2.6 Christian teachings and attitudes towards divorce and remarriage: Christian teachings about divorce and remarriage, including Matthew 19:1–12; divergent Christian, non-religious (including atheist and Humanist) attitudes to divorce and remarriage, including the application of ethical theories, such as situation ethics, and Christian responses to them.
2.7 Christian teaching about the equality of men and women in the family: Christian teachings and attitudes about the role of men and women in the family, including reference to Genesis 1–3 and Ephesians 5:21–30; divergent Christian attitudes about the equality and role of men and women in the family and Christian responses to them.
2.8 Christian teachings about gender prejudice and discrimination: Christian opposition to gender prejudice and discrimination, including Galatians 3:23–29; examples of Christian opposition to gender prejudice and discrimination; divergent Christian attitudes to gender differences, including the role of women in the Church, prejudice and discrimination and Christian responses to them.
Home Learning in Religious Education

Home learning will consolidate and extend the the learning undertaken in lessons. It will enable pupils to develop skills, to reflect on the ideas they have studied and to investigate further areas of personal interest.

Learning for tests and examinations is also an important part of home learning.

Tasks set may include a selection of the following:

Writing a formal piece of work, which is marked and assessed by the teacher with clear indication on how to improve.
Revising for formal examinations, assessments and short tests.
Researching into specific topics to develop research skills e.g. interviewing family or friends.
Written work, which will include questions requiring pupils to reflect on their learning. This may involve interpreting sacred texts.
Creative tasks sometimes to express ideas and values. These may use a variety of skills designed to reinforce and develop learning.

Timetable Allocation
The timetable allocation for RE in 2017/18 is:
Year 9 2 x 1 hour for Week A and Week B
Years 10 and 11 5 hours across Week A and Week B
Staff for 2017/18
Subject Leader Mr J Harding
Teaching Staff Mrs C McAuley
Miss H Newsham
Mrs J Lowe
  Miss A Southworth
  Mrs C Walker
  Mrs S Boylan
Rooms and Resources

The department has a suite of three teaching rooms and is well-stocked and resourced.

Lay Chaplain

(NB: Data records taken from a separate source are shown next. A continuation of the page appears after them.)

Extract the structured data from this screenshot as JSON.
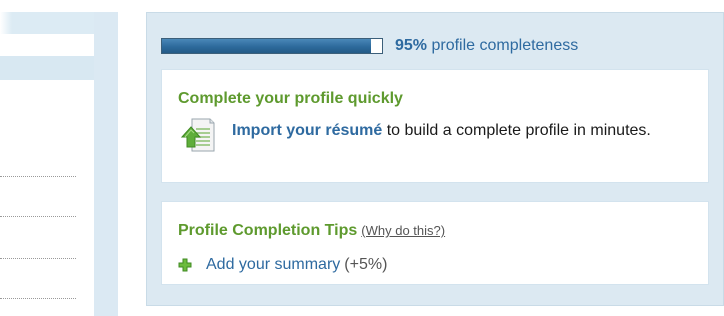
{
  "progress": {
    "fraction": 0.95,
    "percent_label": "95%",
    "label": "profile completeness"
  },
  "import_card": {
    "title": "Complete your profile quickly",
    "link_text": "Import your résumé",
    "rest_text": " to build a complete profile in minutes.",
    "icon": "import-document-icon"
  },
  "tips_card": {
    "title": "Profile Completion Tips",
    "why_link": "(Why do this?)",
    "tips": [
      {
        "icon": "plus-icon",
        "label": "Add your summary",
        "extra": "(+5%)"
      }
    ]
  },
  "colors": {
    "panel_bg": "#dce9f2",
    "accent_blue": "#2e6aa0",
    "title_green": "#5e9a2e",
    "progress_fill": "#2d6a9c"
  }
}
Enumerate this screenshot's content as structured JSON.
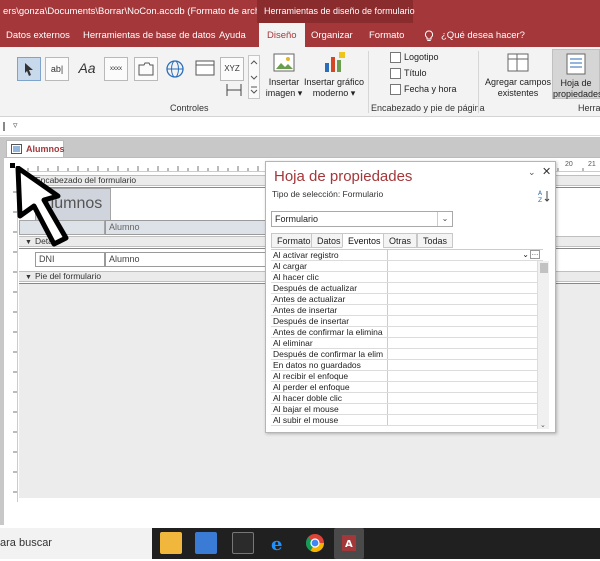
{
  "titlebar": {
    "title": "ers\\gonza\\Documents\\Borrar\\NoCon.accdb (Formato de archi...",
    "context_title": "Herramientas de diseño de formulario"
  },
  "tabs": [
    {
      "label": "Datos externos"
    },
    {
      "label": "Herramientas de base de datos"
    },
    {
      "label": "Ayuda"
    },
    {
      "label": "Diseño"
    },
    {
      "label": "Organizar"
    },
    {
      "label": "Formato"
    },
    {
      "label": "¿Qué desea hacer?"
    }
  ],
  "ribbon": {
    "controls_label": "Controles",
    "controls": [
      "ab|",
      "Aa",
      "xxxx",
      "XYZ"
    ],
    "insert_image": {
      "line1": "Insertar",
      "line2": "imagen ▾"
    },
    "insert_chart": {
      "line1": "Insertar gráfico",
      "line2": "moderno ▾"
    },
    "logo": "Logotipo",
    "title": "Título",
    "datetime": "Fecha y hora",
    "header_footer_label": "Encabezado y pie de página",
    "add_fields": {
      "line1": "Agregar campos",
      "line2": "existentes"
    },
    "property_sheet": {
      "line1": "Hoja de",
      "line2": "propiedades"
    },
    "tools_label": "Herra"
  },
  "document": {
    "tab_label": "Alumnos",
    "header_section": "Encabezado del formulario",
    "header_title": "Alumnos",
    "header_field_label": "Alumno",
    "detail_section": "Detalle",
    "footer_section": "Pie del formulario",
    "fields": [
      {
        "label": "DNI",
        "control": "Alumno"
      }
    ],
    "ruler_marks": [
      "20",
      "21"
    ]
  },
  "property_sheet": {
    "title": "Hoja de propiedades",
    "selection_type": "Tipo de selección:  Formulario",
    "selected_object": "Formulario",
    "tabs": [
      "Formato",
      "Datos",
      "Eventos",
      "Otras",
      "Todas"
    ],
    "active_tab": "Eventos",
    "properties": [
      "Al activar registro",
      "Al cargar",
      "Al hacer clic",
      "Después de actualizar",
      "Antes de actualizar",
      "Antes de insertar",
      "Después de insertar",
      "Antes de confirmar la elimina",
      "Al eliminar",
      "Después de confirmar la elim",
      "En datos no guardados",
      "Al recibir el enfoque",
      "Al perder el enfoque",
      "Al hacer doble clic",
      "Al bajar el mouse",
      "Al subir el mouse"
    ]
  },
  "taskbar": {
    "search": "ara buscar"
  },
  "colors": {
    "brand": "#a4373a",
    "brand_dark": "#8a2b2d",
    "ribbon_bg": "#f3f3f3"
  }
}
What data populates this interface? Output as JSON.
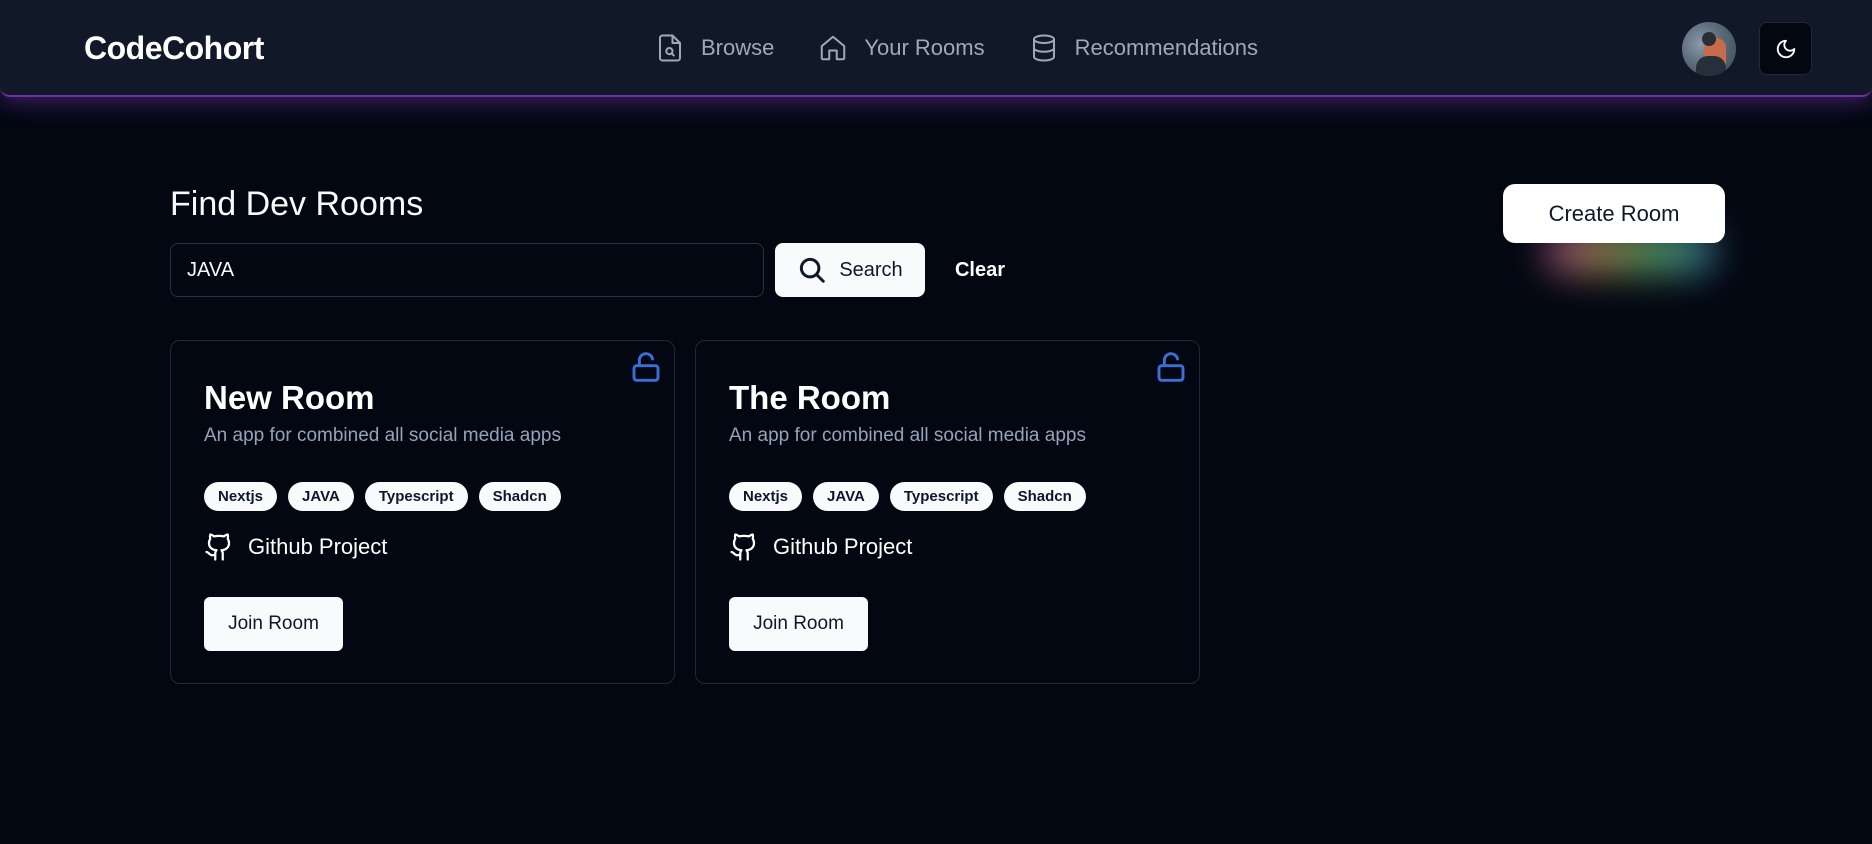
{
  "navbar": {
    "brand": "CodeCohort",
    "links": [
      {
        "label": "Browse",
        "icon": "file-search-icon"
      },
      {
        "label": "Your Rooms",
        "icon": "home-icon"
      },
      {
        "label": "Recommendations",
        "icon": "database-icon"
      }
    ],
    "theme_icon": "moon-icon"
  },
  "page": {
    "title": "Find Dev Rooms",
    "create_label": "Create Room"
  },
  "search": {
    "value": "JAVA",
    "button_label": "Search",
    "clear_label": "Clear"
  },
  "rooms": [
    {
      "title": "New Room",
      "description": "An app for combined all social media apps",
      "tags": [
        "Nextjs",
        "JAVA",
        "Typescript",
        "Shadcn"
      ],
      "github_label": "Github Project",
      "join_label": "Join Room",
      "lock_icon": "unlock-icon"
    },
    {
      "title": "The Room",
      "description": "An app for combined all social media apps",
      "tags": [
        "Nextjs",
        "JAVA",
        "Typescript",
        "Shadcn"
      ],
      "github_label": "Github Project",
      "join_label": "Join Room",
      "lock_icon": "unlock-icon"
    }
  ],
  "colors": {
    "background": "#030712",
    "navbar": "#111827",
    "accent_glow": "#6b2fa8",
    "lock_icon": "#3b6fd8"
  }
}
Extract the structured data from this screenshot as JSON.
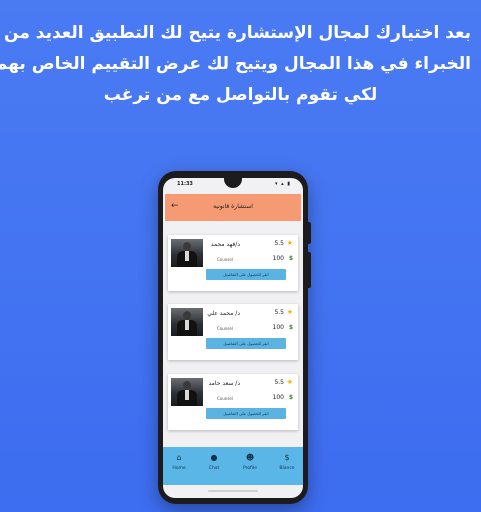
{
  "headline": {
    "line1": "بعد اختيارك لمجال الإستشارة يتيح لك التطبيق العديد من",
    "line2": "الخبراء في هذا المجال ويتيح لك عرض التقييم الخاص بهم",
    "line3": "لكي تقوم بالتواصل مع من ترغب"
  },
  "status_bar": {
    "time": "11:33",
    "icons": "▾ ▴ ▮"
  },
  "app_bar": {
    "title": "استشارة قانونية",
    "back_icon": "arrow-left-icon"
  },
  "colors": {
    "background": "#4a7bf3",
    "app_bar": "#f69a74",
    "button": "#5ab3e0",
    "navbar": "#5ab6e6",
    "star": "#f4b400",
    "dollar": "#3d8b2f"
  },
  "experts": [
    {
      "name": "د/فهد محمد",
      "rating": "5.5",
      "role": "Counsel",
      "price": "100",
      "currency": "$",
      "button": "انقر للحصول على التفاصيل"
    },
    {
      "name": "د/ محمد علي",
      "rating": "5.5",
      "role": "Counsel",
      "price": "100",
      "currency": "$",
      "button": "انقر للحصول على التفاصيل"
    },
    {
      "name": "د/ سعد حامد",
      "rating": "5.5",
      "role": "Counsel",
      "price": "100",
      "currency": "$",
      "button": "انقر للحصول على التفاصيل"
    }
  ],
  "nav": [
    {
      "label": "Home",
      "icon": "home-icon"
    },
    {
      "label": "Chat",
      "icon": "chat-icon"
    },
    {
      "label": "Profile",
      "icon": "profile-icon"
    },
    {
      "label": "Blance",
      "icon": "dollar-icon"
    }
  ]
}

Mrs P. Burdess is the Lay Chaplain. The department supports the chaplain in developing the spiritual life of the school both through the curriculum and in extra-curricular activities such as day visits and a residential retreat to Castlerigg.